Material for this exercise below:
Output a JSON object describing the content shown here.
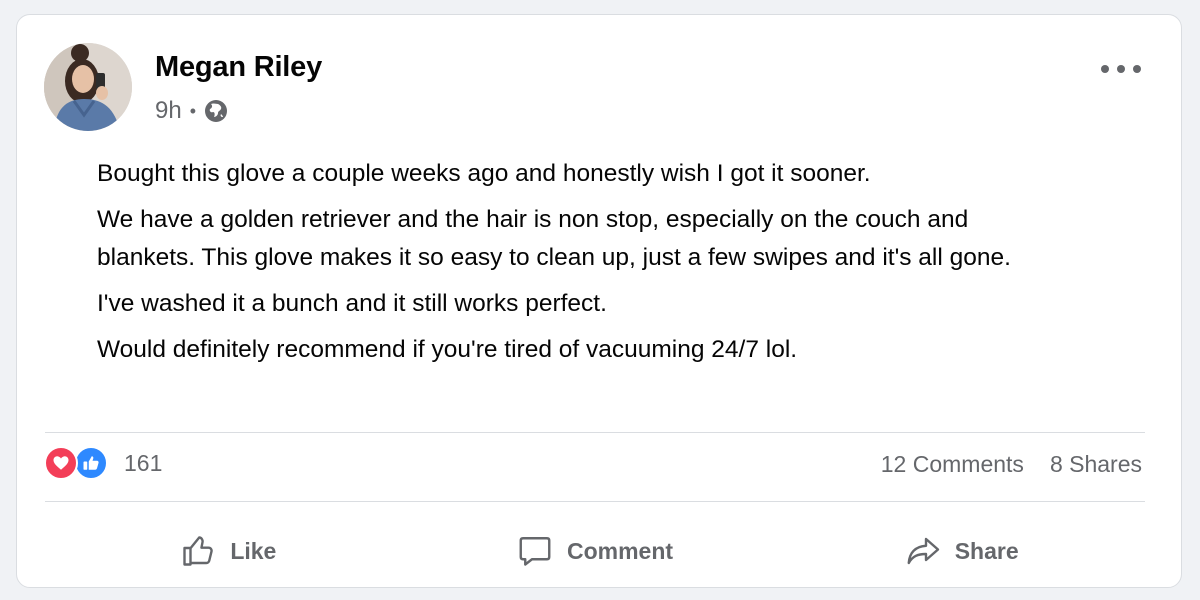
{
  "post": {
    "author": "Megan Riley",
    "time": "9h",
    "separator": "•",
    "visibility_icon": "globe-icon",
    "more_icon": "more-options-icon",
    "body": [
      "Bought this glove a couple weeks ago and honestly wish I got it sooner.",
      "We have a golden retriever and the hair is non stop, especially on the couch and blankets. This glove makes it so easy to clean up, just a few swipes and it's all gone.",
      "I've washed it a bunch and it still works perfect.",
      "Would definitely recommend if you're tired of vacuuming 24/7 lol."
    ]
  },
  "stats": {
    "reaction_icons": [
      "heart-icon",
      "like-icon"
    ],
    "reactions": "161",
    "comments": "12 Comments",
    "shares": "8 Shares"
  },
  "actions": {
    "like": "Like",
    "comment": "Comment",
    "share": "Share"
  },
  "colors": {
    "heart": "#f33e58",
    "like": "#2e89ff",
    "text": "#050505",
    "secondary_text": "#65676b",
    "divider": "#dadde1"
  }
}
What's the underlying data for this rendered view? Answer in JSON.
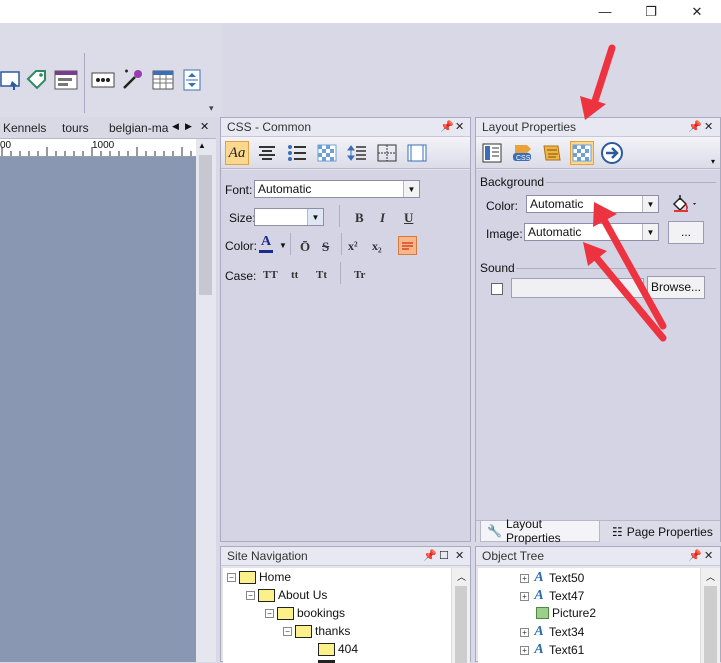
{
  "window": {
    "minimize_glyph": "—",
    "restore_glyph": "❐",
    "close_glyph": "✕"
  },
  "documents": {
    "tabs": [
      "Kennels",
      "tours",
      "belgian-ma"
    ],
    "nav_prev": "◀",
    "nav_next": "▶",
    "close": "✕"
  },
  "ruler": {
    "left_mark": "00",
    "mid_mark": "1000"
  },
  "css_common": {
    "title": "CSS - Common",
    "font_label": "Font:",
    "font_value": "Automatic",
    "size_label": "Size:",
    "size_value": "",
    "color_label": "Color:",
    "case_label": "Case:",
    "bold": "B",
    "italic": "I",
    "underline": "U",
    "overline": "Ō",
    "strike": "S",
    "superscript": "x²",
    "subscript": "x₂",
    "case_upper": "TT",
    "case_lower": "tt",
    "case_title": "Tt",
    "case_reset": "Tr"
  },
  "layout_properties": {
    "title": "Layout Properties",
    "background_group": "Background",
    "color_label": "Color:",
    "color_value": "Automatic",
    "image_label": "Image:",
    "image_value": "Automatic",
    "image_browse": "...",
    "sound_group": "Sound",
    "sound_value": "",
    "browse_button": "Browse...",
    "tab_layout": "Layout Properties",
    "tab_page": "Page Properties"
  },
  "site_navigation": {
    "title": "Site Navigation",
    "nodes": [
      "Home",
      "About Us",
      "bookings",
      "thanks",
      "404"
    ]
  },
  "object_tree": {
    "title": "Object Tree",
    "nodes": [
      "Text50",
      "Text47",
      "Picture2",
      "Text34",
      "Text61"
    ]
  },
  "colors": {
    "accent_red": "#ee3340",
    "active_button": "#fbd88d",
    "design_area": "#8a97b3"
  }
}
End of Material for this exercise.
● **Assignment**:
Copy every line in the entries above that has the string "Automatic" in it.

● **Result of this task**:
    "font_value": "Automatic",
    "color_value": "Automatic",
    "image_value": "Automatic",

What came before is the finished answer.